Then there is the oil barrel bull which held the cow patties used in the politicians’ bull throwing contest that was held during earlier Stampedes, plus display cases filled with Stampede, Stampede Queen and other rodeo memorabilia.

The popular replica of the early PGE train station is in place, although the train is not yet operational. There is also a replica of a lumber mill yard.

Four of the museum’s large collection of saddles are on display in the log cabin where people can sit and read about the area’s history.

Welcoming guests to that room is a mannequin dressed as Willie Crosina when he was the Stampede rodeo clown.

Adams said Crosina borrowed the wig again for a recent event.

Adams and his new assistant Joe Borsato are now working on establishing space and display cases for some of the First Nations artifacts in the museum’s collection that can be put back on display.

The Williams Lake Museum and Historical Society which manages the museum will hold a special general meeting in city council chambers Thursday, Sept. 28 starting at 7 p.m. to update the public on the museum activities.


Replica of the an early mill yard. Gaeil Farrar photo

Replica of the early PGE railway station with model trains that can be, but are not yet operational. Gaeil Farrar photo

BC Cowboy Hall of Fame trophy and artifacts. Gaeil Farrar photo

Museum of the Cariboo Chilcotin assistant Joe Borsato (left) and museum curator and executive director William Adams with some of the area’s histories which people can read at the museum’s new location in the Tourism Discovery Centre. Gaeil Farrar photo

A mannequin wearing Willie Crosina’s rodeo clown outfit welcomes visitors to the log cabin where some of the area’s history is located along with just four of the museum’s large saddle collection most of which is in storage. Gaeil Farrar photo

Gaeil Farrar photos Museum of the Cariboo Chilcotin executive director and curator William Adams (left) and museum assistant Joe Borsato welcome guests at the museum’s new temporary location in the Tourism Discovery Centre which features a beautiful log cabin right in the middle of the centre.

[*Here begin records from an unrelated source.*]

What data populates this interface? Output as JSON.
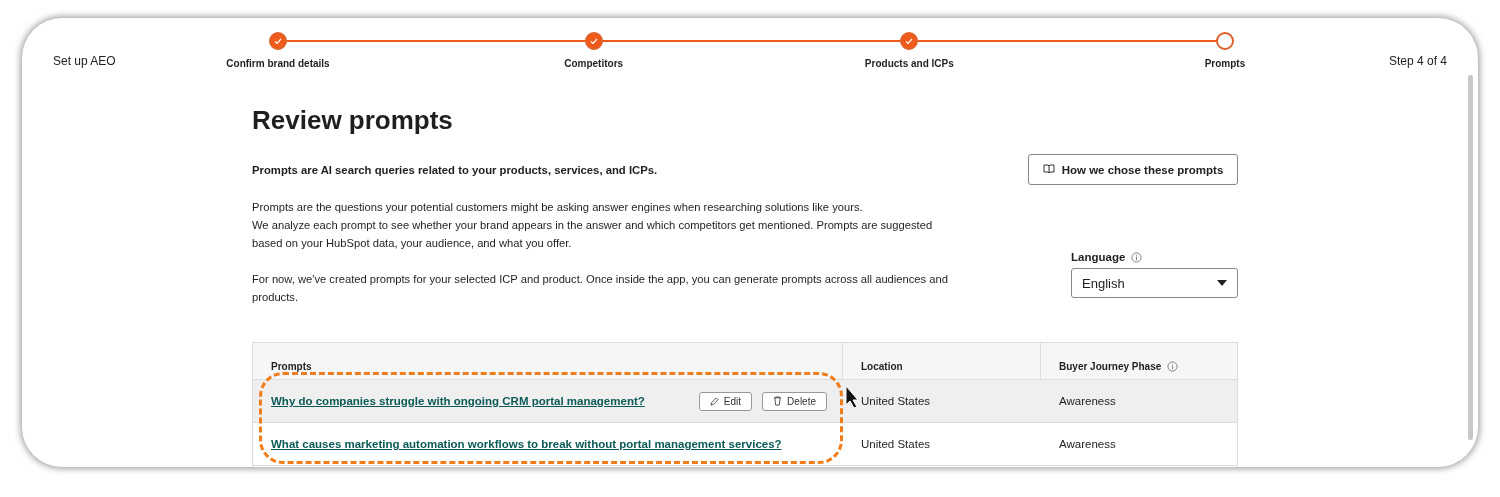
{
  "header": {
    "title": "Set up AEO",
    "step_counter": "Step 4 of 4"
  },
  "steps": [
    {
      "label": "Confirm brand details",
      "completed": true
    },
    {
      "label": "Competitors",
      "completed": true
    },
    {
      "label": "Products and ICPs",
      "completed": true
    },
    {
      "label": "Prompts",
      "completed": false
    }
  ],
  "page_title": "Review prompts",
  "intro": {
    "lead": "Prompts are AI search queries related to your products, services, and ICPs.",
    "paragraphs": [
      "Prompts are the questions your potential customers might be asking answer engines when researching solutions like yours.\nWe analyze each prompt to see whether your brand appears in the answer and which competitors get mentioned. Prompts are suggested based on your HubSpot data, your audience, and what you offer.",
      "For now, we've created prompts for your selected ICP and product. Once inside the app, you can generate prompts across all audiences and products."
    ]
  },
  "how_button": "How we chose these prompts",
  "language": {
    "label": "Language",
    "value": "English"
  },
  "table": {
    "columns": [
      "Prompts",
      "Location",
      "Buyer Journey Phase"
    ],
    "rows": [
      {
        "prompt": "Why do companies struggle with ongoing CRM portal management?",
        "location": "United States",
        "phase": "Awareness",
        "hovered": true,
        "actions": [
          "Edit",
          "Delete"
        ]
      },
      {
        "prompt": "What causes marketing automation workflows to break without portal management services?",
        "location": "United States",
        "phase": "Awareness",
        "hovered": false
      }
    ]
  }
}
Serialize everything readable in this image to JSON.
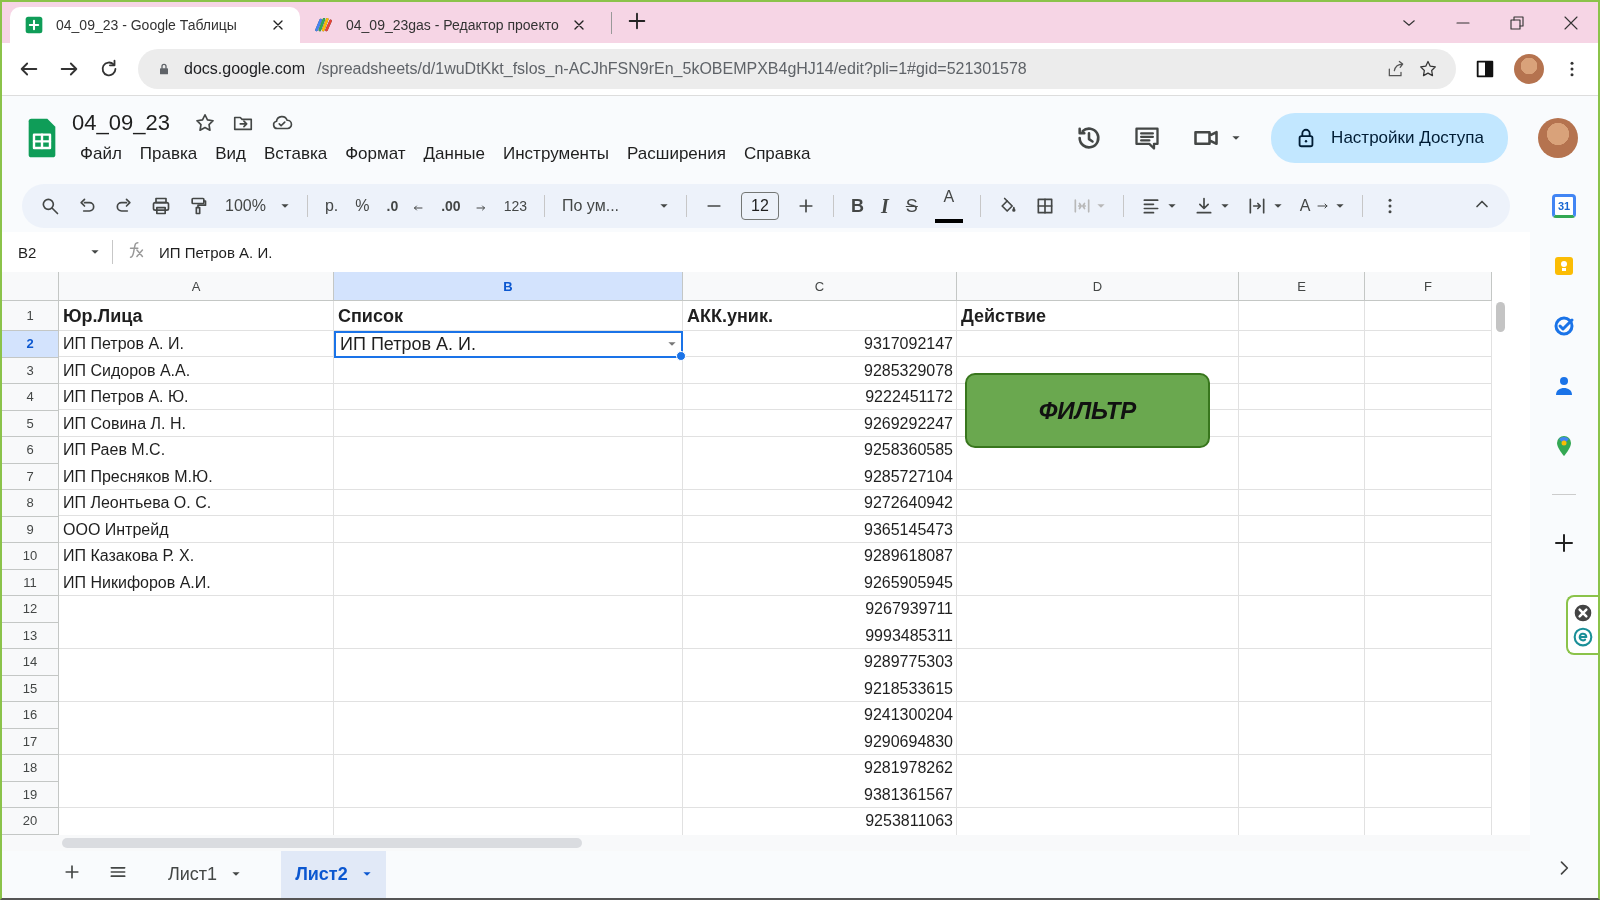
{
  "browser": {
    "tabs": [
      {
        "title": "04_09_23 - Google Таблицы",
        "selected": true
      },
      {
        "title": "04_09_23gas - Редактор проекто",
        "selected": false
      }
    ],
    "url_host": "docs.google.com",
    "url_path": "/spreadsheets/d/1wuDtKkt_fslos_n-ACJhFSN9rEn_5kOBEMPXB4gHJ14/edit?pli=1#gid=521301578"
  },
  "doc": {
    "title": "04_09_23",
    "menu": [
      "Файл",
      "Правка",
      "Вид",
      "Вставка",
      "Формат",
      "Данные",
      "Инструменты",
      "Расширения",
      "Справка"
    ],
    "share_label": "Настройки Доступа"
  },
  "toolbar": {
    "zoom": "100%",
    "currency": "р.",
    "percent": "%",
    "dec_less": ".0",
    "dec_more": ".00",
    "number_format": "123",
    "font": "По ум...",
    "font_size": "12",
    "bold": "B",
    "italic": "I",
    "strike": "S",
    "text_color": "A",
    "rotate": "A"
  },
  "formula_bar": {
    "cell_ref": "B2",
    "formula": "ИП Петров А. И."
  },
  "sheet": {
    "columns": [
      {
        "label": "A",
        "selected": false
      },
      {
        "label": "B",
        "selected": true
      },
      {
        "label": "C",
        "selected": false
      },
      {
        "label": "D",
        "selected": false
      },
      {
        "label": "E",
        "selected": false
      },
      {
        "label": "F",
        "selected": false
      }
    ],
    "rows": [
      {
        "number": "1",
        "selected": false,
        "kind": "header",
        "a": "Юр.Лица",
        "b": "Список",
        "c": "АКК.уник.",
        "d": "Действие"
      },
      {
        "number": "2",
        "selected": true,
        "kind": "data",
        "a": "ИП Петров А. И.",
        "b": "ИП Петров А. И.",
        "c": "9317092147"
      },
      {
        "number": "3",
        "selected": false,
        "kind": "data",
        "a": "ИП Сидоров А.А.",
        "c": "9285329078"
      },
      {
        "number": "4",
        "selected": false,
        "kind": "data",
        "a": "ИП Петров А. Ю.",
        "c": "9222451172"
      },
      {
        "number": "5",
        "selected": false,
        "kind": "data",
        "a": "ИП Совина Л. Н.",
        "c": "9269292247"
      },
      {
        "number": "6",
        "selected": false,
        "kind": "data",
        "a": "ИП Раев М.С.",
        "c": "9258360585"
      },
      {
        "number": "7",
        "selected": false,
        "kind": "data",
        "a": "ИП Пресняков М.Ю.",
        "c": "9285727104"
      },
      {
        "number": "8",
        "selected": false,
        "kind": "data",
        "a": "ИП Леонтьева О. С.",
        "c": "9272640942"
      },
      {
        "number": "9",
        "selected": false,
        "kind": "data",
        "a": "ООО Интрейд",
        "c": "9365145473"
      },
      {
        "number": "10",
        "selected": false,
        "kind": "data",
        "a": "ИП Казакова Р. Х.",
        "c": "9289618087"
      },
      {
        "number": "11",
        "selected": false,
        "kind": "data",
        "a": "ИП Никифоров А.И.",
        "c": "9265905945"
      },
      {
        "number": "12",
        "selected": false,
        "kind": "data",
        "c": "9267939711"
      },
      {
        "number": "13",
        "selected": false,
        "kind": "data",
        "c": "9993485311"
      },
      {
        "number": "14",
        "selected": false,
        "kind": "data",
        "c": "9289775303"
      },
      {
        "number": "15",
        "selected": false,
        "kind": "data",
        "c": "9218533615"
      },
      {
        "number": "16",
        "selected": false,
        "kind": "data",
        "c": "9241300204"
      },
      {
        "number": "17",
        "selected": false,
        "kind": "data",
        "c": "9290694830"
      },
      {
        "number": "18",
        "selected": false,
        "kind": "data",
        "c": "9281978262"
      },
      {
        "number": "19",
        "selected": false,
        "kind": "data",
        "c": "9381361567"
      },
      {
        "number": "20",
        "selected": false,
        "kind": "data",
        "c": "9253811063"
      }
    ],
    "drawing": {
      "label": "ФИЛЬТР"
    }
  },
  "sheet_tabs": [
    {
      "label": "Лист1",
      "selected": false
    },
    {
      "label": "Лист2",
      "selected": true
    }
  ],
  "side_panel": {
    "calendar_day": "31"
  }
}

Museum of the Cariboo Chilcotin executive director and curator William Adams stands by the telephone booth that once stood on Oliver Street while museum assistant Joe Borsato stands with the safe that was once part of the operations at the city’s original courthouse that was located where Spirit Square is today. The metal cow used for the politician’s bull throwing contest during Stampedes stands to the left.